**Task:** All of the records should be given back exactly and in full.

**Material provided:**

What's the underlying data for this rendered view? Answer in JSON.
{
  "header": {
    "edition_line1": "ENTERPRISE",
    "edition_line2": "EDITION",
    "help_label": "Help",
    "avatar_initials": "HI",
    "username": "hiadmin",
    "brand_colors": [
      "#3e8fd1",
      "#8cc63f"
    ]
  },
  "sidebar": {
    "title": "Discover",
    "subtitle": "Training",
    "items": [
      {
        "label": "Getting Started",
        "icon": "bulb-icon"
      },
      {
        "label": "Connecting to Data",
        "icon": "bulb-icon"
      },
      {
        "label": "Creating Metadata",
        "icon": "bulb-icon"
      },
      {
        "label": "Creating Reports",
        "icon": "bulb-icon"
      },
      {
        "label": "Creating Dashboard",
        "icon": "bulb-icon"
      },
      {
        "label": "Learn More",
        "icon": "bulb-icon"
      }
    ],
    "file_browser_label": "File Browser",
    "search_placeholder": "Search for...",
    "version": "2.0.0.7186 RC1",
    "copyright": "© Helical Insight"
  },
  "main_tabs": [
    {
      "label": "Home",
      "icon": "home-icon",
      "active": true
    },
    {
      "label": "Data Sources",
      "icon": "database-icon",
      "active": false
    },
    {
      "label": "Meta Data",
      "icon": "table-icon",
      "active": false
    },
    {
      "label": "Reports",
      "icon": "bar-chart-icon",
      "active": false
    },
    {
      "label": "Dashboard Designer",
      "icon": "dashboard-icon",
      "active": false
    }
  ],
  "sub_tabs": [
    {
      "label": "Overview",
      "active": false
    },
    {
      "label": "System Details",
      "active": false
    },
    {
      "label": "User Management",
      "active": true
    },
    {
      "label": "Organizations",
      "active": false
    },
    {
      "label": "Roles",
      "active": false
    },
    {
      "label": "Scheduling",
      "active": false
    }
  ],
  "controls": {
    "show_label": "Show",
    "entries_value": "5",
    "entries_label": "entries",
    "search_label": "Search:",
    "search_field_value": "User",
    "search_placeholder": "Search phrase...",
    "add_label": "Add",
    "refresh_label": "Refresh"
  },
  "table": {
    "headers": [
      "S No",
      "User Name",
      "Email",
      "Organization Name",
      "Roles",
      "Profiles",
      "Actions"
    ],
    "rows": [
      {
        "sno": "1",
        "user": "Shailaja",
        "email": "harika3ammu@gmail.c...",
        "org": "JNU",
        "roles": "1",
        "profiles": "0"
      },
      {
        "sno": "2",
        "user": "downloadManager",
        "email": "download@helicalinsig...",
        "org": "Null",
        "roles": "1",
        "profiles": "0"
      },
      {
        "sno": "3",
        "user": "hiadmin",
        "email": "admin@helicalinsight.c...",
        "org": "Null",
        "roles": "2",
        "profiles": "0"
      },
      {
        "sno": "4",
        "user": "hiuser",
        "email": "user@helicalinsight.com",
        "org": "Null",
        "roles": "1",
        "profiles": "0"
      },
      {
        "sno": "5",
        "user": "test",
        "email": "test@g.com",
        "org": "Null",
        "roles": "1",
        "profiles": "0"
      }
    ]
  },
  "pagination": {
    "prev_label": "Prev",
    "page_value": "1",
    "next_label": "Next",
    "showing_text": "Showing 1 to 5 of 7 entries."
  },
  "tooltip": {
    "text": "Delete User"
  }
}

**Solution to the problem:**
What's the underlying data for this rendered view? Answer in JSON.
{
  "header": {
    "edition_line1": "ENTERPRISE",
    "edition_line2": "EDITION",
    "help_label": "Help",
    "avatar_initials": "HI",
    "username": "hiadmin",
    "brand_colors": [
      "#3e8fd1",
      "#8cc63f"
    ]
  },
  "sidebar": {
    "title": "Discover",
    "subtitle": "Training",
    "items": [
      {
        "label": "Getting Started",
        "icon": "bulb-icon"
      },
      {
        "label": "Connecting to Data",
        "icon": "bulb-icon"
      },
      {
        "label": "Creating Metadata",
        "icon": "bulb-icon"
      },
      {
        "label": "Creating Reports",
        "icon": "bulb-icon"
      },
      {
        "label": "Creating Dashboard",
        "icon": "bulb-icon"
      },
      {
        "label": "Learn More",
        "icon": "bulb-icon"
      }
    ],
    "file_browser_label": "File Browser",
    "search_placeholder": "Search for...",
    "version": "2.0.0.7186 RC1",
    "copyright": "© Helical Insight"
  },
  "main_tabs": [
    {
      "label": "Home",
      "icon": "home-icon",
      "active": true
    },
    {
      "label": "Data Sources",
      "icon": "database-icon",
      "active": false
    },
    {
      "label": "Meta Data",
      "icon": "table-icon",
      "active": false
    },
    {
      "label": "Reports",
      "icon": "bar-chart-icon",
      "active": false
    },
    {
      "label": "Dashboard Designer",
      "icon": "dashboard-icon",
      "active": false
    }
  ],
  "sub_tabs": [
    {
      "label": "Overview",
      "active": false
    },
    {
      "label": "System Details",
      "active": false
    },
    {
      "label": "User Management",
      "active": true
    },
    {
      "label": "Organizations",
      "active": false
    },
    {
      "label": "Roles",
      "active": false
    },
    {
      "label": "Scheduling",
      "active": false
    }
  ],
  "controls": {
    "show_label": "Show",
    "entries_value": "5",
    "entries_label": "entries",
    "search_label": "Search:",
    "search_field_value": "User",
    "search_placeholder": "Search phrase...",
    "add_label": "Add",
    "refresh_label": "Refresh"
  },
  "table": {
    "headers": [
      "S No",
      "User Name",
      "Email",
      "Organization Name",
      "Roles",
      "Profiles",
      "Actions"
    ],
    "rows": [
      {
        "sno": "1",
        "user": "Shailaja",
        "email": "harika3ammu@gmail.c...",
        "org": "JNU",
        "roles": "1",
        "profiles": "0"
      },
      {
        "sno": "2",
        "user": "downloadManager",
        "email": "download@helicalinsig...",
        "org": "Null",
        "roles": "1",
        "profiles": "0"
      },
      {
        "sno": "3",
        "user": "hiadmin",
        "email": "admin@helicalinsight.c...",
        "org": "Null",
        "roles": "2",
        "profiles": "0"
      },
      {
        "sno": "4",
        "user": "hiuser",
        "email": "user@helicalinsight.com",
        "org": "Null",
        "roles": "1",
        "profiles": "0"
      },
      {
        "sno": "5",
        "user": "test",
        "email": "test@g.com",
        "org": "Null",
        "roles": "1",
        "profiles": "0"
      }
    ]
  },
  "pagination": {
    "prev_label": "Prev",
    "page_value": "1",
    "next_label": "Next",
    "showing_text": "Showing 1 to 5 of 7 entries."
  },
  "tooltip": {
    "text": "Delete User"
  }
}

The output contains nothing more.